» **WORK TO COMPLETE**
Your copy should match the entries exactly, with the pictures left out.
--- LISTED ENTRIES Enclosed Below ---
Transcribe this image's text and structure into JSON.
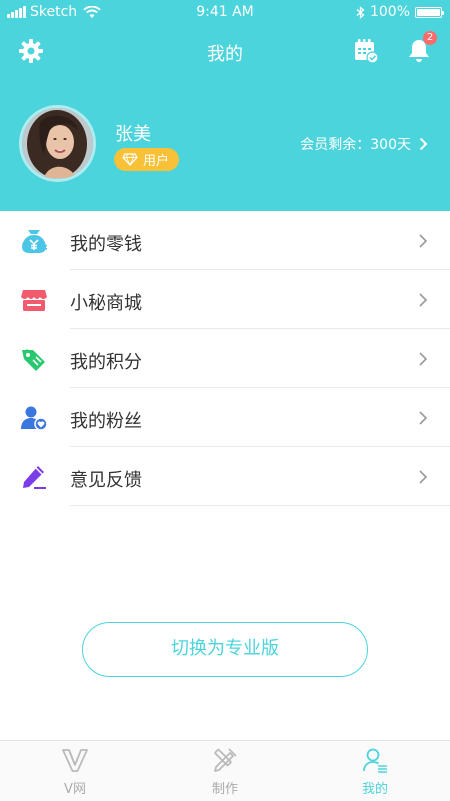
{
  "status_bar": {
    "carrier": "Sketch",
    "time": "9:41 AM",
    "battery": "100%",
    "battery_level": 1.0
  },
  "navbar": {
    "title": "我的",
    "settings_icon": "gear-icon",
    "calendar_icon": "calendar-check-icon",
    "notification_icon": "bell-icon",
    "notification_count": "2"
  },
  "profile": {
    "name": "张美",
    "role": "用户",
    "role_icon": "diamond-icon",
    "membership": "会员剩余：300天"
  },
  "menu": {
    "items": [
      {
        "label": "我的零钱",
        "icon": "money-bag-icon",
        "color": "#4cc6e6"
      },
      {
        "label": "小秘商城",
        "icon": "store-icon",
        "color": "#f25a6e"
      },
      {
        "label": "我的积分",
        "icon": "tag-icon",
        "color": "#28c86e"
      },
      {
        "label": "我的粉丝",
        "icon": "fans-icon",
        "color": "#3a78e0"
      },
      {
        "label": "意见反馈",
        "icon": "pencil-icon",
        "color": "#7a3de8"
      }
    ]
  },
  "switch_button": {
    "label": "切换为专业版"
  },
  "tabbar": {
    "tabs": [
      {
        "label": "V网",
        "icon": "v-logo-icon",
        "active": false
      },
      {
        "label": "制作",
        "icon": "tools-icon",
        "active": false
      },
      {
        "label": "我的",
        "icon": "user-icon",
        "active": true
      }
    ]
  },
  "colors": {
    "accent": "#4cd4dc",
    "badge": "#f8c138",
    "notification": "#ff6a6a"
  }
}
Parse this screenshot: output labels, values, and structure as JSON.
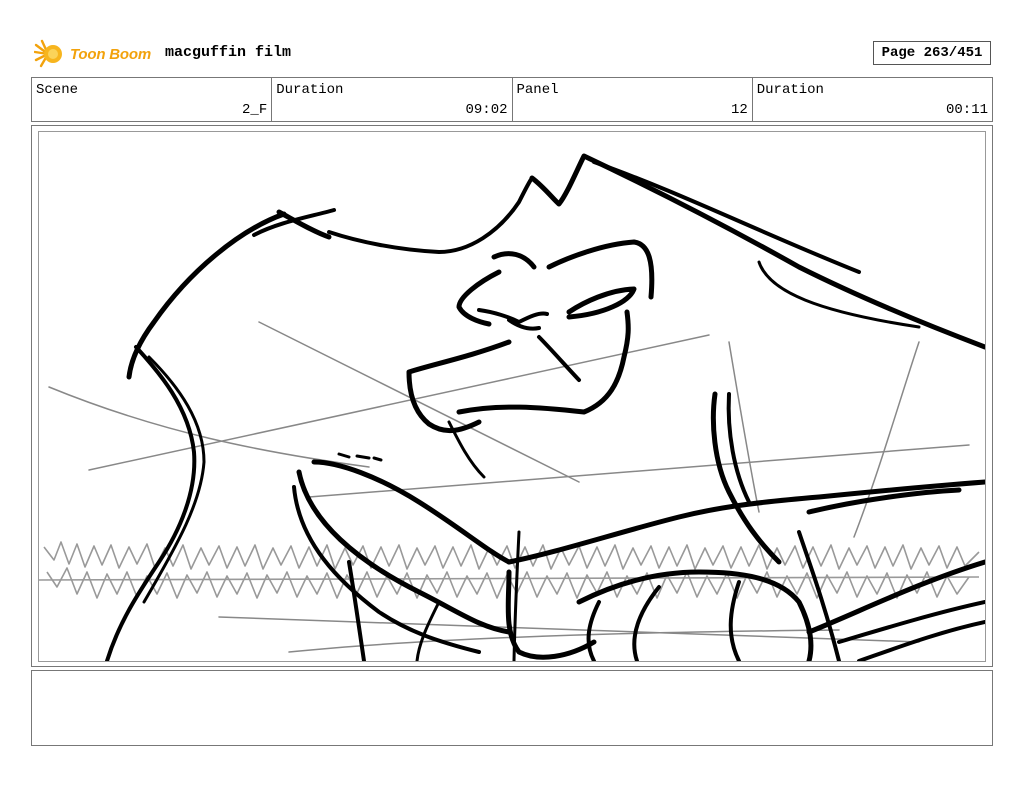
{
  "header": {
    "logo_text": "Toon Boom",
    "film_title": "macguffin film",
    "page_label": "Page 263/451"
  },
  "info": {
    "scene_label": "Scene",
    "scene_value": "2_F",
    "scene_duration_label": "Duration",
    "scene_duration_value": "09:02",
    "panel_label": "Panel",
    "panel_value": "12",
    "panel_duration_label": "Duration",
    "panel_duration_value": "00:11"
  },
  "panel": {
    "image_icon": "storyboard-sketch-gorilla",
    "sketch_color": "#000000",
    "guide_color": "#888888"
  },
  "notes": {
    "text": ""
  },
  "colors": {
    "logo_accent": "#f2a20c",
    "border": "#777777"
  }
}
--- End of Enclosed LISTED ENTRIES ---
» **SOLUTION TO THIS EXERCISE**
Transcribe this image's text and structure into JSON.
{
  "status_bar": {
    "carrier": "Sketch",
    "time": "9:41 AM",
    "battery": "100%",
    "battery_level": 1.0
  },
  "navbar": {
    "title": "我的",
    "settings_icon": "gear-icon",
    "calendar_icon": "calendar-check-icon",
    "notification_icon": "bell-icon",
    "notification_count": "2"
  },
  "profile": {
    "name": "张美",
    "role": "用户",
    "role_icon": "diamond-icon",
    "membership": "会员剩余：300天"
  },
  "menu": {
    "items": [
      {
        "label": "我的零钱",
        "icon": "money-bag-icon",
        "color": "#4cc6e6"
      },
      {
        "label": "小秘商城",
        "icon": "store-icon",
        "color": "#f25a6e"
      },
      {
        "label": "我的积分",
        "icon": "tag-icon",
        "color": "#28c86e"
      },
      {
        "label": "我的粉丝",
        "icon": "fans-icon",
        "color": "#3a78e0"
      },
      {
        "label": "意见反馈",
        "icon": "pencil-icon",
        "color": "#7a3de8"
      }
    ]
  },
  "switch_button": {
    "label": "切换为专业版"
  },
  "tabbar": {
    "tabs": [
      {
        "label": "V网",
        "icon": "v-logo-icon",
        "active": false
      },
      {
        "label": "制作",
        "icon": "tools-icon",
        "active": false
      },
      {
        "label": "我的",
        "icon": "user-icon",
        "active": true
      }
    ]
  },
  "colors": {
    "accent": "#4cd4dc",
    "badge": "#f8c138",
    "notification": "#ff6a6a"
  }
}
Parse this screenshot: output labels, values, and structure as JSON.
{
  "header": {
    "logo_text": "Toon Boom",
    "film_title": "macguffin film",
    "page_label": "Page 263/451"
  },
  "info": {
    "scene_label": "Scene",
    "scene_value": "2_F",
    "scene_duration_label": "Duration",
    "scene_duration_value": "09:02",
    "panel_label": "Panel",
    "panel_value": "12",
    "panel_duration_label": "Duration",
    "panel_duration_value": "00:11"
  },
  "panel": {
    "image_icon": "storyboard-sketch-gorilla",
    "sketch_color": "#000000",
    "guide_color": "#888888"
  },
  "notes": {
    "text": ""
  },
  "colors": {
    "logo_accent": "#f2a20c",
    "border": "#777777"
  }
}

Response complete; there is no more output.